When will the clocks change once more in the winter time?
It will be that time of year again on October 28 and 29, 2023: time to change the clocks. The orientation of the hand rotation is explained on cylophinrx.org.
Clocks going forward or backward?
This nation has debated the logic and absurdity of time changes for many years. Not least of all because it’s always unclear if the clock needs to be moved ahead or back one hour. Here’s a well-known mnemonic that can be useful: “In the autumn, you store the garden furniture back in the shed; in the spring, you place it in front of the door.”
The time will be altered by one hour on October 28 and 29, 2023, from 3 a.m. to 2 a.m. This marks the start of winter time (CET, or Central European Time), often known as standard time, and the conclusion of summer time (CEST, or Central European Summer Time). This means that you might sleep a little bit later on the weekends.
When will the time change stop occurring?
The EU Parliament decided in 2019 to do away with time zones starting in 2021. But all that has changed since then is nothing. Only a new deadline—the end of 2026—has been set for when the modification must be finished.
What is the date of the time change?
The time change has only been in place in Countries since 1996. Under the present schedule, the clocks are moved forward on the last Sunday of March and backward on the last Sunday of October. But the clock change itself has been around for a lot longer.
How did Countries come to shift its time zone?
One of the USA’s founding fathers, inventor Benjamin Franklin, initially alluded to a time shift in a letter sent in 1784. In a lighthearted critique, Franklin recommended people wake up at dawn in order to maximize their exposure to sunlight.
Similar arguments led to the establishment of the unified Central European time by law in the Countries Empire in 1893. Before, the time of every location was determined by the sun’s position. In an attempt to conserve coal energy, summer time was initially implemented during World War I, albeit it was still observed at different times.

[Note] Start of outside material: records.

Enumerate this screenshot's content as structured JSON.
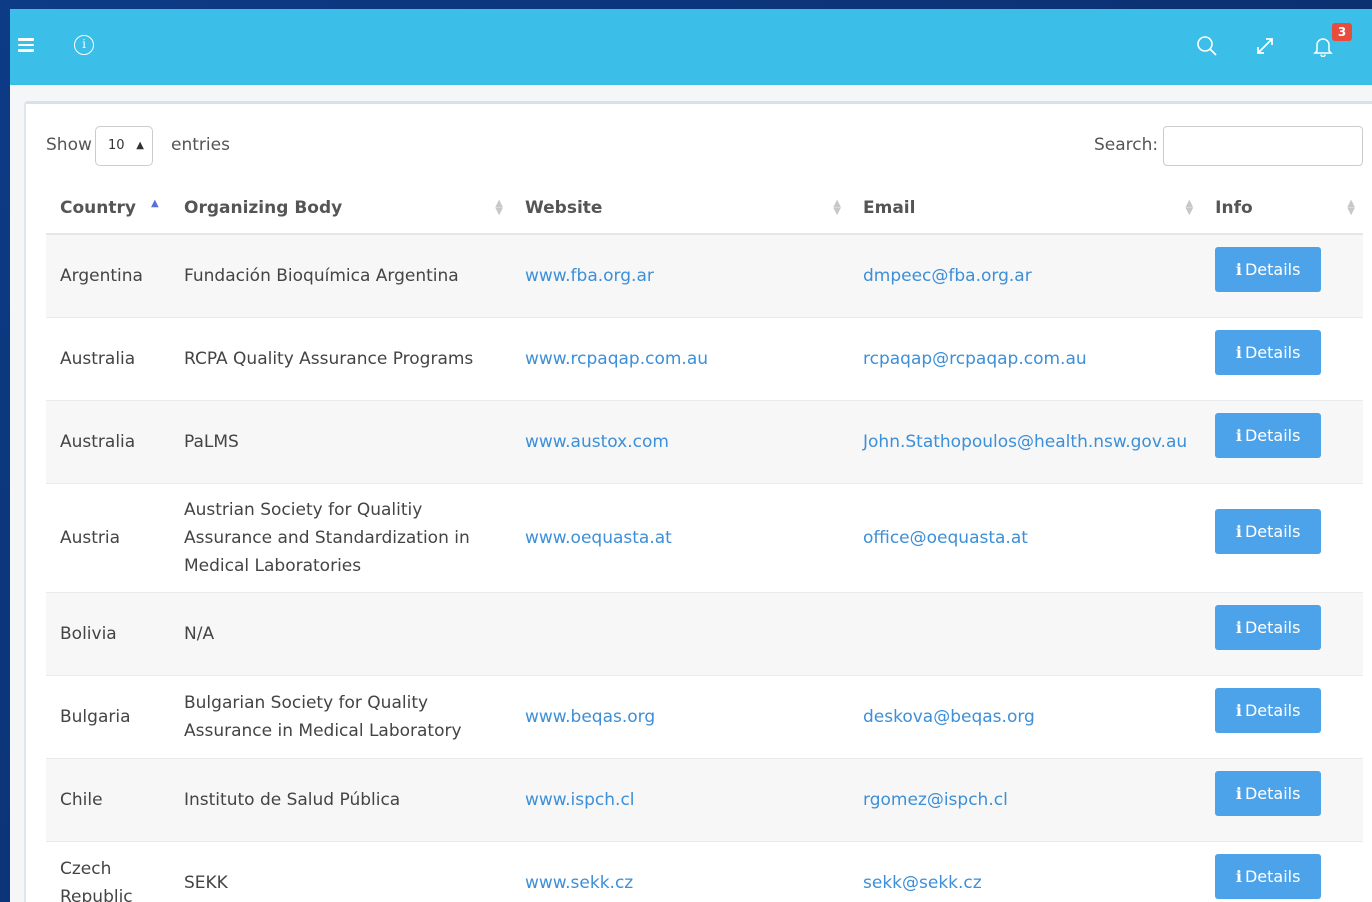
{
  "header": {
    "notifications_count": "3"
  },
  "controls": {
    "show_label": "Show",
    "entries_value": "10",
    "entries_label": "entries",
    "search_label": "Search:"
  },
  "table": {
    "columns": [
      "Country",
      "Organizing Body",
      "Website",
      "Email",
      "Info"
    ],
    "sorted_column": "Country",
    "sort_direction": "ascending",
    "button_label": "Details",
    "rows": [
      {
        "country": "Argentina",
        "body": "Fundación Bioquímica Argentina",
        "website": "www.fba.org.ar",
        "email": "dmpeec@fba.org.ar"
      },
      {
        "country": "Australia",
        "body": "RCPA Quality Assurance Programs",
        "website": "www.rcpaqap.com.au",
        "email": "rcpaqap@rcpaqap.com.au"
      },
      {
        "country": "Australia",
        "body": "PaLMS",
        "website": "www.austox.com",
        "email": "John.Stathopoulos@health.nsw.gov.au"
      },
      {
        "country": "Austria",
        "body": "Austrian Society for Qualitiy Assurance and Standardization in Medical Laboratories",
        "website": "www.oequasta.at",
        "email": "office@oequasta.at"
      },
      {
        "country": "Bolivia",
        "body": "N/A",
        "website": "",
        "email": ""
      },
      {
        "country": "Bulgaria",
        "body": "Bulgarian Society for Quality Assurance in Medical Laboratory",
        "website": "www.beqas.org",
        "email": "deskova@beqas.org"
      },
      {
        "country": "Chile",
        "body": "Instituto de Salud Pública",
        "website": "www.ispch.cl",
        "email": "rgomez@ispch.cl"
      },
      {
        "country": "Czech Republic",
        "body": "SEKK",
        "website": "www.sekk.cz",
        "email": "sekk@sekk.cz"
      }
    ]
  },
  "icons": [
    "menu-icon",
    "info-icon",
    "search-icon",
    "expand-icon",
    "bell-icon"
  ],
  "colors": {
    "header": "#3bbfe8",
    "button": "#4da3ea",
    "link": "#3c8fd8",
    "badge": "#e74c3c"
  }
}
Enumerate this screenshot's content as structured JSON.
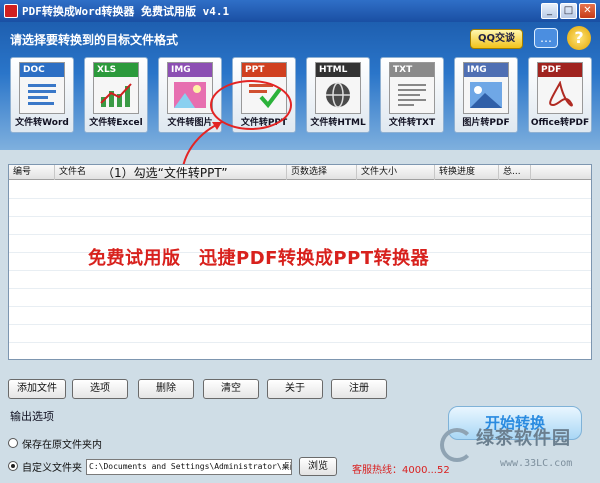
{
  "window": {
    "title": "PDF转换成Word转换器 免费试用版 v4.1"
  },
  "header": {
    "hint": "请选择要转换到的目标文件格式",
    "qq_button": "QQ交谈",
    "help_glyph": "?"
  },
  "tools": [
    {
      "tag": "DOC",
      "label": "文件转Word",
      "tag_color": "#2d6fc4"
    },
    {
      "tag": "XLS",
      "label": "文件转Excel",
      "tag_color": "#2c9a3c"
    },
    {
      "tag": "IMG",
      "label": "文件转图片",
      "tag_color": "#8c4fb3"
    },
    {
      "tag": "PPT",
      "label": "文件转PPT",
      "tag_color": "#d0401f"
    },
    {
      "tag": "HTML",
      "label": "文件转HTML",
      "tag_color": "#333333"
    },
    {
      "tag": "TXT",
      "label": "文件转TXT",
      "tag_color": "#8a8a8a"
    },
    {
      "tag": "IMG",
      "label": "图片转PDF",
      "tag_color": "#4f6fb3"
    },
    {
      "tag": "PDF",
      "label": "Office转PDF",
      "tag_color": "#a0231f"
    }
  ],
  "table": {
    "columns": [
      "编号",
      "文件名",
      "页数选择",
      "文件大小",
      "转换进度",
      "总..."
    ]
  },
  "annotations": {
    "step": "（1）勾选“文件转PPT”",
    "banner": "免费试用版　迅捷PDF转换成PPT转换器"
  },
  "actions": {
    "add_file": "添加文件",
    "options": "选项",
    "delete": "删除",
    "clear": "清空",
    "about": "关于",
    "register": "注册"
  },
  "output": {
    "label": "输出选项",
    "save_original": "保存在原文件夹内",
    "custom_folder": "自定义文件夹",
    "path": "C:\\Documents and Settings\\Administrator\\桌面",
    "browse": "浏览",
    "hotline": "客服热线：4000...52",
    "start": "开始转换"
  },
  "watermark": {
    "name": "绿茶软件园",
    "url": "www.33LC.com"
  }
}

The 1973 oil crisis prompted several European nations to institute time changes. After some hesitation, Countries eventually joined in 1980. The last time the rule was altered was in 1996. At that time, winter time was introduced as a counterbalance to all of Europe’s summertime standards.